Yuri Chaika, the Attorney General of Russia, reported significant increases in cybercrimes in the state during 2017, which number grew six times as much for the last 3 years.
At the meeting devoted to cyber counterstrikes Chaika provided the following data: “For the period 2013-2016 the number of cybercrimes increased from 11,000 to 66,000. And in 2017 the growth is 26%. The official statistics say that for the first half of 2017 cybercrimes dealt unprecedented damage – more than $18 million. This dictates the need to improve the efficiency of law enforcement agencies countering such offences”.
He claims that “cyber fraud, information blockades, computer espionage get the widest spread”.
Russian Prosecutor General’s Office emphasizes another common problem, which lies in internet usage for extremism propaganda. For example, in 2016, two-thirds of extremist offenses and every 9th terrorist related crime were committed on the internet. While monitoring Russian and foreign social media sites, numerous text and video files were found to defend and promote terrorist and extremist communities. Such websites are blocked in accordance with the prosecutor’s request heading into the exchange with federal authorities, and the so called “extrajudicial procedures” are taken. These steps resulted in closure of more than 3,000 web pages within 3.5 years period, illicit materials deleted from over 50,000 Internet resources.
At the same time the Attorney General noted: “The prosecuting authorities apply to the Court in order to delete dangerous information, which, for example, demonstrate manufacture and usage of explosive devices and sabotage skills.”
Furthermore, according to his words, a great number of crimes committed using modern information technologies are connected with illicit drug trafficking. Many drug dealers turn to “contactless” sales, when a vendor uses a darknet market or a messenger to distribute drugs.
At the moment members of Russian Parliament (State Duma) are considering a bill prohibiting anonymous use of messengers. Users will be entitled to identify themselves by providing a subscriber number and a contact, meaning that the requirements for both mobile service and messengers will be the same. Yuri Chaika considers that this measure will have a positive impact in response to offences, including illicit drug trafficking.
Law enforcement agencies and prosecutors are monitoring the situation in cyberspace, continuous professional development of employees, methodical support of their activities. Moreover a special unit is established in Russian prosecutor’s office with the aim to protect databases against cyberattacks, detect malware and eliminate threats to integrity, accessibility and invariability of stored information.

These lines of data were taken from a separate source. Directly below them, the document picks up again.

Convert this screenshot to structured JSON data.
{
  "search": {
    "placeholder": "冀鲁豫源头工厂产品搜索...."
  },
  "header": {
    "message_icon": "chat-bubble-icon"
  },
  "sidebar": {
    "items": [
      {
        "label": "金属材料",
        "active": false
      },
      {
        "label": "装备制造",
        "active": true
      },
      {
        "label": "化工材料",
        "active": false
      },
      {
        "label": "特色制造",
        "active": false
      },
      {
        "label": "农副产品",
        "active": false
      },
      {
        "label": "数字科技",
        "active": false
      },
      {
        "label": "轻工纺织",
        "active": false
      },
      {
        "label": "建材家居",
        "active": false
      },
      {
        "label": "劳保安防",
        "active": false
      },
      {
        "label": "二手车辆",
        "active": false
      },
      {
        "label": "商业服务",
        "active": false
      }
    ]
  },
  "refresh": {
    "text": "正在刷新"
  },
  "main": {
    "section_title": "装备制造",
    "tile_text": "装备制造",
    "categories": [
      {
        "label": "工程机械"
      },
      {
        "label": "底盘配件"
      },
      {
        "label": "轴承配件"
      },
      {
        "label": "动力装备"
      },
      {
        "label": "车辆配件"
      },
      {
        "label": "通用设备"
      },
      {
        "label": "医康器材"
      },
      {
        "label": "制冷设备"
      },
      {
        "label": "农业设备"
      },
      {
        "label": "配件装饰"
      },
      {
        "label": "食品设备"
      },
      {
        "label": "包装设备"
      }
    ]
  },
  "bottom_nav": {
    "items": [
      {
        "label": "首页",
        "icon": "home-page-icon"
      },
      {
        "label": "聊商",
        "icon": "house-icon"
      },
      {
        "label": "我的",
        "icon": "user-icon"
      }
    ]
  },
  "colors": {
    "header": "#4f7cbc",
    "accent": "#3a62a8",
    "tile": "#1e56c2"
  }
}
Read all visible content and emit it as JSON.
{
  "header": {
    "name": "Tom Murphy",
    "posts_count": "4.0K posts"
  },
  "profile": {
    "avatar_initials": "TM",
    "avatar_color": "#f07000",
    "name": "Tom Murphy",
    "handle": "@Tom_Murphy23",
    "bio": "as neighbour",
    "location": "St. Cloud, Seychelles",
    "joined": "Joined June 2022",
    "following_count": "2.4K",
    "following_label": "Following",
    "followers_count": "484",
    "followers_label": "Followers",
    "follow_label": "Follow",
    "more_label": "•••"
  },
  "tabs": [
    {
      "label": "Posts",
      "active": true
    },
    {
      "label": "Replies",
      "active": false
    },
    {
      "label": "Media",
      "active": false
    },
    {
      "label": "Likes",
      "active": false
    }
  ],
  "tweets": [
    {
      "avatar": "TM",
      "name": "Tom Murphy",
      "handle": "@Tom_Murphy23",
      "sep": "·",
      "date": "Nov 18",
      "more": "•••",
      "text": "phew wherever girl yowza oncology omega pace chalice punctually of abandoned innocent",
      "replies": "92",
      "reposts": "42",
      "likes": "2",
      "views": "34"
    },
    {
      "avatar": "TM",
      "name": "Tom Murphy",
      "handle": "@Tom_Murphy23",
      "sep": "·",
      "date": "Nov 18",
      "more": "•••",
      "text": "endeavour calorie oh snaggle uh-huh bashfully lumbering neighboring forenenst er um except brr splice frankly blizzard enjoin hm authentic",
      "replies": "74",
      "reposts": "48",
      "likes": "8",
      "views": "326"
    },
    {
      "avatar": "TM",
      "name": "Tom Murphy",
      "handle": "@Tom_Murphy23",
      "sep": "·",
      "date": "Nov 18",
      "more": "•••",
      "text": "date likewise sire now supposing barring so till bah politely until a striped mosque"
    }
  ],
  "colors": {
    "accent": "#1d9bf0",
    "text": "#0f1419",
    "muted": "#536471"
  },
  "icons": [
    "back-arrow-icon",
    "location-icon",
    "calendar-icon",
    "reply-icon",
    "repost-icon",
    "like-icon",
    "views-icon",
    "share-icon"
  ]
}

Attorney General encourages heavier penalties for cybercrime offenses. At the moment, financial cybercrimes are covered under the article 159.6 (Criminal Code of Russian Federation) “Fraud”, the penalty is from 3 to 5 years imprisonment and a fine up to $18,000. This crime is not considered to be dangerous and hackers are usually set free in a year and a half for good behavior. Taking into account the amount of stolen money, the penalty is considered to be inadequate. That is why a group of legal draftsmen offers to reclassify cybercrimes and regard them as “Theft” with the penalty from 5 to 10 years imprisonment.
But these are not the only troubles awaiting hackers in Russia. Security services are worried about hacking personal and business emails and services, DDoS attacks, which are not governed by the law at the present moment. Such actions might be regarded as “terrorist acts” or “diversions” in future, in case their targets are state’s institutions (airports, power stations, hospitals, etc.).
The Federal Security Service of the Russian Federation has developed a special system countering cyberattacks – State system of detection, prevention and elimination of consequences of cyber-attacks. The main center of the system is already created and 10 federal structures are ordered to deploy department branches for incidents’ monitoring and connect them to the core. The system finCERT of the Central Bank Of Russia is already linked up and many state corporations (including “Rosatom” and “Rostec”) are likely to join this year. According to the program all federal authorities and infrastructures will be linked to the system by 2020.
Yuri Chaika also suggests obliging chiefs of credit institutions to inform legal enforces agencies about attacks on their network resources and imposing sanctions in case when banks fail to take appropriate measures to protect deposits.